“But, Lord, I’m too far along—too old to go to the mission field,” Bill said. Then he remembered that Moses had been 80 when he was called to active duty and commissioned to lead his people out of slavery. Somehow Bill didn’t feel too old after all and, discovering the positions in Singapore and India were filled, he and his wife Helen were soon on their way to Kenya to establish a Bible college, a challenge that became one of the greatest adventures of their lives.
In his article, “Growing Old Is Not All That Bad” Dr. W. Wilbert Welch wrote, “When is a person old? Actually, age is more an attitude than birthdays. Not long ago at a gathering of senior citizens, a bright eyed lady whispered to me, ‘Today I’m celebrating my 39th birthday for the 39th time!’ No one would have guessed that she was 78. Her age was not a handicap to happiness, but only a mark on her chronological calendar.”
At the time of writing his article on the excitement of aging, Dr. Welch said he had waved farewell to the wonderful seventies and stepped into the enjoyable eighties. He then warned against living with a rearview mirror perspective, saying a backward look prevents us from enjoying the wonderful scenery ahead.
Dr. Welch wasn’t the first to note the danger of constantly looking back and trying to relive yesterdays. But how does one learn to see the past as past, the present pleasant and the future fantastic?
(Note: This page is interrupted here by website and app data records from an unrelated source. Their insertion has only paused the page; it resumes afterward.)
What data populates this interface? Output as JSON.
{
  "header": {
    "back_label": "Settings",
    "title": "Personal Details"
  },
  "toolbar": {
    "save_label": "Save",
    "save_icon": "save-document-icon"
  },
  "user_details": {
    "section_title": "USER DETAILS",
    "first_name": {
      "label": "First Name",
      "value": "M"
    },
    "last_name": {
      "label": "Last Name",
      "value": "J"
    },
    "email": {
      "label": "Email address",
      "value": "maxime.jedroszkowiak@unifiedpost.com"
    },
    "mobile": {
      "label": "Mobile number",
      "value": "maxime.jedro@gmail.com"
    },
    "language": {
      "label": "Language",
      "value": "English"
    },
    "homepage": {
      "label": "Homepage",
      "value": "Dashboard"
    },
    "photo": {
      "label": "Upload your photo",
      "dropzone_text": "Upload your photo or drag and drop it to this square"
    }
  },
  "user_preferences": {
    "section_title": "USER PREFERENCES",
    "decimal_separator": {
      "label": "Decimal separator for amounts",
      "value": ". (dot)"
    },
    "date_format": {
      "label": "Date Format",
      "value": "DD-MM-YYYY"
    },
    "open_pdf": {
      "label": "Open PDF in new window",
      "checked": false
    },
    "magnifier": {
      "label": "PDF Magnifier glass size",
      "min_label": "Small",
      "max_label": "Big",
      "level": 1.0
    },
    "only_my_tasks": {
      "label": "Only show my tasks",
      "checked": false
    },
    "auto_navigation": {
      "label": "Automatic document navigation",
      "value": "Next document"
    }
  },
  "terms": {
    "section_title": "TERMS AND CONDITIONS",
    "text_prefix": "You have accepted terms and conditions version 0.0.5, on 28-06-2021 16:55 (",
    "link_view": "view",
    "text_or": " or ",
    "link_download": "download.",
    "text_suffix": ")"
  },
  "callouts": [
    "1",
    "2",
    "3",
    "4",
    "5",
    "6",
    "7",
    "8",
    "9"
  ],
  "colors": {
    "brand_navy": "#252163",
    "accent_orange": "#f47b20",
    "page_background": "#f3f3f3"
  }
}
Dr. Welch said he kept a list of the Lord’s prescriptions for aging on his desk and a reminder to take them every day:
“Let not your heart be troubled” (John 14:1).
“Let the peace of God rule in your heart” (Colossians 3:14).
“In everything give thanks” (1 Thessalonians 5:18).
Remembering to take these miracle medications daily will increase our faith, eliminate our fears and enable us to face the future with confidence.
Long ago, I decided to rule three words out of my vocabulary: “AT MY AGE.” These life limiters can rob us of adventures and accomplishments, causing the young to feel incapable, because of their lack of experience, and the old to feel its time to
fold their tents, believing they’ve passed their time of peak production.
Each morning I begin my day with the following quote sent to me on an attractive card by a caring friend: “I am only one, but I am one; I cannot do everything, but I can do something. What I can do, I ought to do; and by the grace of God I will do it!”
Notice there are no age limitations in this powerful morning motivator.
Let’s give ourselves to serving God and helping people...today!
Roger Campbell is an author, a columnist and broadcaster who was a pastor for 22 years. He can be reached at email@example.com.